Still, it is Vogel that must supply the energy in this trio, and she does. Marc’s sharp disdain for the notion of buying into the whole pseudo-intellectual realm of stereotypical art connoisseurs who think they know more than others because they appreciate the avant-garde is the catalyst for the play’s nearly non-stop arguments. Vogel builds to a crescendo of frustrated anger that threatens the stability of a fifteen-year friendship and allows for the blow-up that occurs. But there is something artificial about that anger: the art alone doesn’t warrant it, and many times it seems that Vogel is just seething for the sake of seething. It becomes clear that, despite his claims, it is Marc himself who is the “superior” one: he is highly judgmental and abrasive and not at all willing, at least in the scope of the play, to mediate his emotions.
The question of just how we measure friendship is at the core of Art. Several times characters ask why, if they hate each other so much, they stay together, and the answer is simple: each of them needs the other two.
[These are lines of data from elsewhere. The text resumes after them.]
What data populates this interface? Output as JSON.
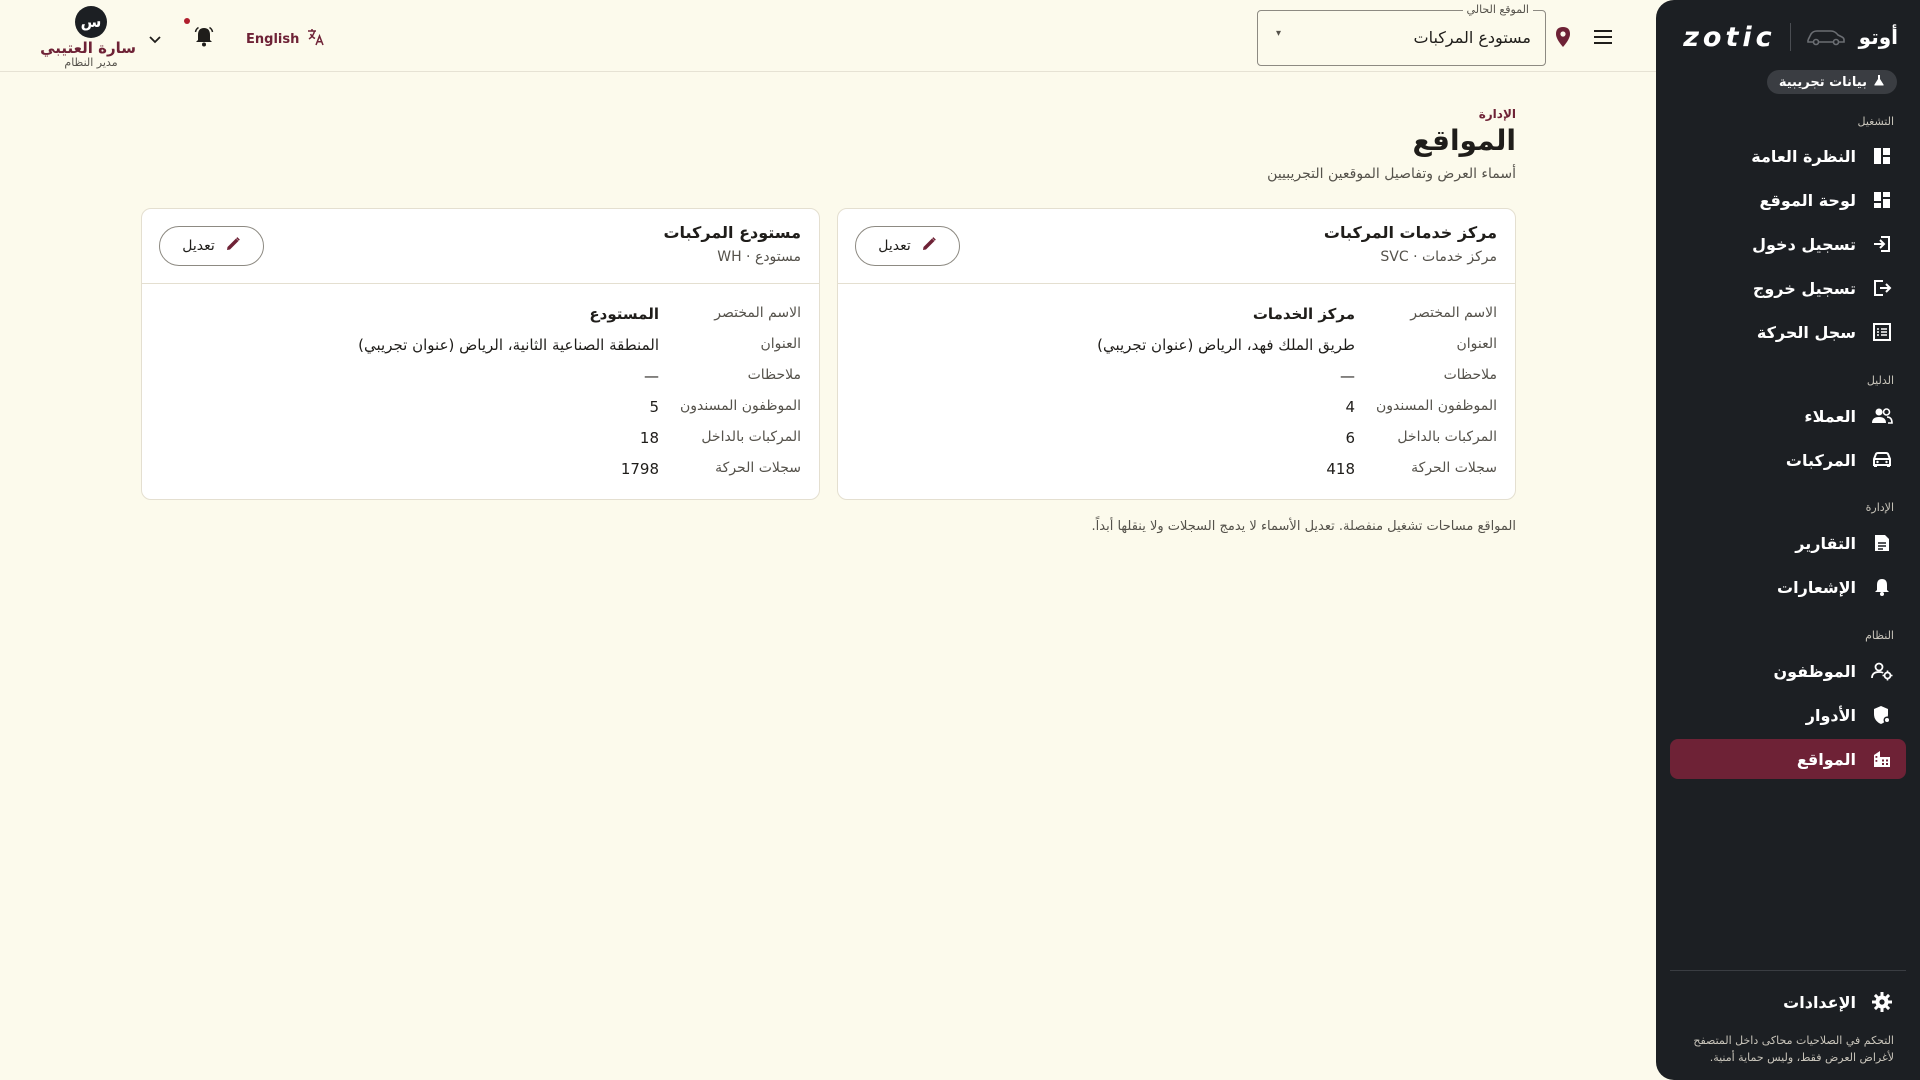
{
  "sidebar": {
    "brand_name": "أوتو",
    "logo_text": "zotic",
    "demo_badge": "بيانات تجريبية",
    "sections": {
      "operation": "التشغيل",
      "guide": "الدليل",
      "management": "الإدارة",
      "system": "النظام"
    },
    "items": [
      {
        "label": "النظرة العامة",
        "icon": "dashboard-icon"
      },
      {
        "label": "لوحة الموقع",
        "icon": "grid-icon"
      },
      {
        "label": "تسجيل دخول",
        "icon": "login-icon"
      },
      {
        "label": "تسجيل خروج",
        "icon": "logout-icon"
      },
      {
        "label": "سجل الحركة",
        "icon": "log-list-icon"
      },
      {
        "label": "العملاء",
        "icon": "people-icon"
      },
      {
        "label": "المركبات",
        "icon": "car-icon"
      },
      {
        "label": "التقارير",
        "icon": "report-icon"
      },
      {
        "label": "الإشعارات",
        "icon": "bell-icon"
      },
      {
        "label": "الموظفون",
        "icon": "staff-gear-icon"
      },
      {
        "label": "الأدوار",
        "icon": "shield-icon"
      },
      {
        "label": "المواقع",
        "icon": "building-icon"
      }
    ],
    "active_item": "المواقع",
    "settings_label": "الإعدادات",
    "footnote": "التحكم في الصلاحيات محاكى داخل المتصفح لأغراض العرض فقط، وليس حماية أمنية."
  },
  "topbar": {
    "location_legend": "الموقع الحالي",
    "location_value": "مستودع المركبات",
    "language_label": "English",
    "user": {
      "initial": "س",
      "name": "سارة العتيبي",
      "role": "مدير النظام"
    }
  },
  "main": {
    "eyebrow": "الإدارة",
    "title": "المواقع",
    "subtitle": "أسماء العرض وتفاصيل الموقعين التجريبيين",
    "edit_label": "تعديل",
    "field_labels": {
      "short_name": "الاسم المختصر",
      "address": "العنوان",
      "notes": "ملاحظات",
      "staff": "الموظفون المسندون",
      "vehicles_inside": "المركبات بالداخل",
      "movement_logs": "سجلات الحركة"
    },
    "cards": [
      {
        "title": "مركز خدمات المركبات",
        "subtitle": "مركز خدمات · SVC",
        "short_name": "مركز الخدمات",
        "address": "طريق الملك فهد، الرياض (عنوان تجريبي)",
        "notes": "—",
        "staff": "4",
        "vehicles_inside": "6",
        "movement_logs": "418"
      },
      {
        "title": "مستودع المركبات",
        "subtitle": "مستودع · WH",
        "short_name": "المستودع",
        "address": "المنطقة الصناعية الثانية، الرياض (عنوان تجريبي)",
        "notes": "—",
        "staff": "5",
        "vehicles_inside": "18",
        "movement_logs": "1798"
      }
    ],
    "footnote": "المواقع مساحات تشغيل منفصلة. تعديل الأسماء لا يدمج السجلات ولا ينقلها أبداً."
  },
  "colors": {
    "accent": "#6e2236",
    "sidebar_bg": "#1c1f23",
    "page_bg": "#fcfaec",
    "alert_dot": "#b01e2d"
  }
}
Serge needs the validation of two of his best and longest-term friends. Yvan needs to be around people who don’t (usually) drive him crazy. And Marc needs to feel that his friends look up to him as an arbiter of taste. And that is why he gets so bent out of shape about the art: not because it is a white canvass but because he can’t believe that Serge would spend so recklessly without consulting him.
As I said, the experiment of gender-blind casting here works to a degree, but could have worked better. Vogel is up to the challenge, but a wig and better costuming might have helped the audience’s suspension of disbelief. This is a tiny storefront operation with no real budget, but if you’re going to do something interesting, do it all the way. I appreciated what Lawry was attempting more than I accepted it, and that is a problem. Still, this cast does a very nice job of conveying the intertwining characteristics that create (and can break) friendships, and the play, whether it works for you completely or not, never fails to be interesting. I didn’t regret the trip out on a wintry day to see it, and that in itself says something.
Art is a Theatre Above the Law production now playing at 1439 W Jarvis, Chicago, until Mar 3. Check the website for specific dates, times, and tickets. Find more information about current plays in our front page recs and at theatreinchicago.com.